◆ **What you will do**: Every entry below should be returned exactly as it appears, with pictures left out.

- - -

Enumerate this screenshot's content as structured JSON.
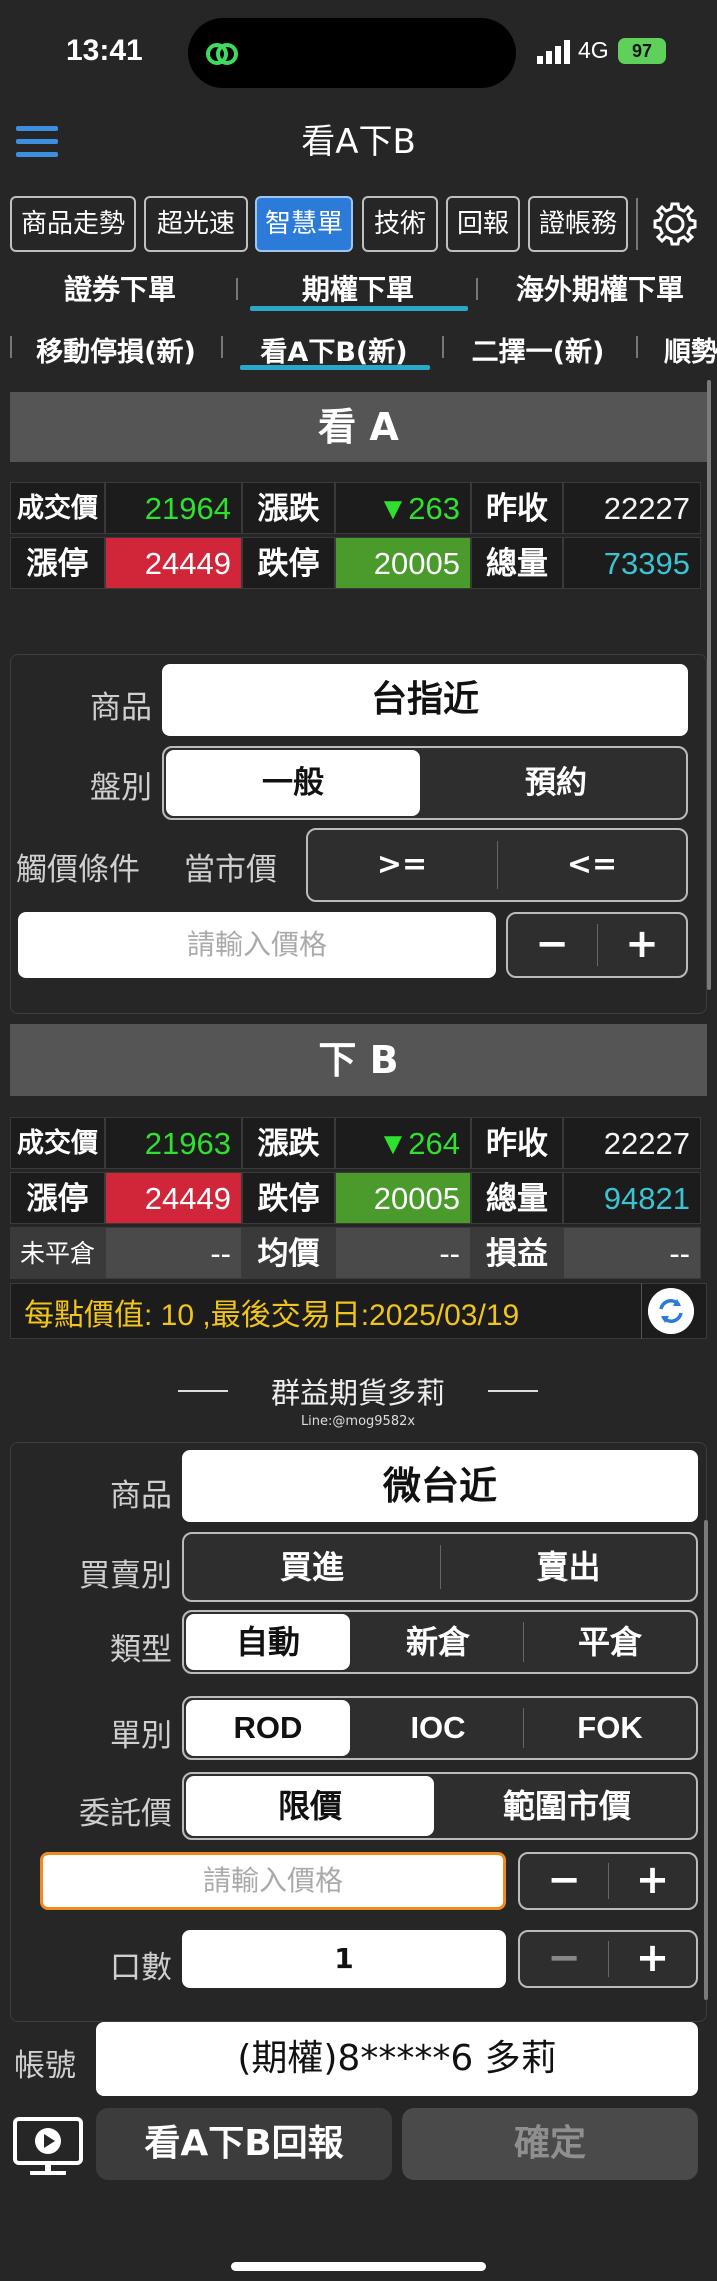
{
  "status": {
    "time": "13:41",
    "network": "4G",
    "battery": "97"
  },
  "header": {
    "title": "看A下B"
  },
  "tabs": [
    "商品走勢",
    "超光速",
    "智慧單",
    "技術",
    "回報",
    "證帳務"
  ],
  "subtabs": [
    "證券下單",
    "期權下單",
    "海外期權下單"
  ],
  "subtabs2": [
    "移動停損(新)",
    "看A下B(新)",
    "二擇一(新)",
    "順勢"
  ],
  "sectionA": {
    "title": "看 A",
    "row1": {
      "l1": "成交價",
      "v1": "21964",
      "l2": "漲跌",
      "v2": "▼263",
      "l3": "昨收",
      "v3": "22227"
    },
    "row2": {
      "l1": "漲停",
      "v1": "24449",
      "l2": "跌停",
      "v2": "20005",
      "l3": "總量",
      "v3": "73395"
    }
  },
  "formA": {
    "product_label": "商品",
    "product": "台指近",
    "type_label": "盤別",
    "type_options": [
      "一般",
      "預約"
    ],
    "trigger_label": "觸價條件",
    "trigger_ref": "當市價",
    "trigger_options": [
      ">=",
      "<="
    ],
    "price_placeholder": "請輸入價格"
  },
  "sectionB": {
    "title": "下 B",
    "row1": {
      "l1": "成交價",
      "v1": "21963",
      "l2": "漲跌",
      "v2": "▼264",
      "l3": "昨收",
      "v3": "22227"
    },
    "row2": {
      "l1": "漲停",
      "v1": "24449",
      "l2": "跌停",
      "v2": "20005",
      "l3": "總量",
      "v3": "94821"
    },
    "row3": {
      "l1": "未平倉",
      "v1": "--",
      "l2": "均價",
      "v2": "--",
      "l3": "損益",
      "v3": "--"
    }
  },
  "info": {
    "text": "每點價值: 10 ,最後交易日:2025/03/19"
  },
  "watermark": {
    "title": "群益期貨多莉",
    "line": "Line:@mog9582x"
  },
  "formB": {
    "product_label": "商品",
    "product": "微台近",
    "side_label": "買賣別",
    "side_options": [
      "買進",
      "賣出"
    ],
    "kind_label": "類型",
    "kind_options": [
      "自動",
      "新倉",
      "平倉"
    ],
    "order_label": "單別",
    "order_options": [
      "ROD",
      "IOC",
      "FOK"
    ],
    "price_label": "委託價",
    "price_options": [
      "限價",
      "範圍市價"
    ],
    "price_placeholder": "請輸入價格",
    "qty_label": "口數",
    "qty": "1",
    "account_label": "帳號",
    "account": "(期權)8*****6  多莉"
  },
  "buttons": {
    "report": "看A下B回報",
    "confirm": "確定"
  }
}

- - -

◆ **Task answer**:
Enumerate this screenshot's content as structured JSON.
{
  "status": {
    "time": "13:41",
    "network": "4G",
    "battery": "97"
  },
  "header": {
    "title": "看A下B"
  },
  "tabs": [
    "商品走勢",
    "超光速",
    "智慧單",
    "技術",
    "回報",
    "證帳務"
  ],
  "subtabs": [
    "證券下單",
    "期權下單",
    "海外期權下單"
  ],
  "subtabs2": [
    "移動停損(新)",
    "看A下B(新)",
    "二擇一(新)",
    "順勢"
  ],
  "sectionA": {
    "title": "看 A",
    "row1": {
      "l1": "成交價",
      "v1": "21964",
      "l2": "漲跌",
      "v2": "▼263",
      "l3": "昨收",
      "v3": "22227"
    },
    "row2": {
      "l1": "漲停",
      "v1": "24449",
      "l2": "跌停",
      "v2": "20005",
      "l3": "總量",
      "v3": "73395"
    }
  },
  "formA": {
    "product_label": "商品",
    "product": "台指近",
    "type_label": "盤別",
    "type_options": [
      "一般",
      "預約"
    ],
    "trigger_label": "觸價條件",
    "trigger_ref": "當市價",
    "trigger_options": [
      ">=",
      "<="
    ],
    "price_placeholder": "請輸入價格"
  },
  "sectionB": {
    "title": "下 B",
    "row1": {
      "l1": "成交價",
      "v1": "21963",
      "l2": "漲跌",
      "v2": "▼264",
      "l3": "昨收",
      "v3": "22227"
    },
    "row2": {
      "l1": "漲停",
      "v1": "24449",
      "l2": "跌停",
      "v2": "20005",
      "l3": "總量",
      "v3": "94821"
    },
    "row3": {
      "l1": "未平倉",
      "v1": "--",
      "l2": "均價",
      "v2": "--",
      "l3": "損益",
      "v3": "--"
    }
  },
  "info": {
    "text": "每點價值: 10 ,最後交易日:2025/03/19"
  },
  "watermark": {
    "title": "群益期貨多莉",
    "line": "Line:@mog9582x"
  },
  "formB": {
    "product_label": "商品",
    "product": "微台近",
    "side_label": "買賣別",
    "side_options": [
      "買進",
      "賣出"
    ],
    "kind_label": "類型",
    "kind_options": [
      "自動",
      "新倉",
      "平倉"
    ],
    "order_label": "單別",
    "order_options": [
      "ROD",
      "IOC",
      "FOK"
    ],
    "price_label": "委託價",
    "price_options": [
      "限價",
      "範圍市價"
    ],
    "price_placeholder": "請輸入價格",
    "qty_label": "口數",
    "qty": "1",
    "account_label": "帳號",
    "account": "(期權)8*****6  多莉"
  },
  "buttons": {
    "report": "看A下B回報",
    "confirm": "確定"
  }
}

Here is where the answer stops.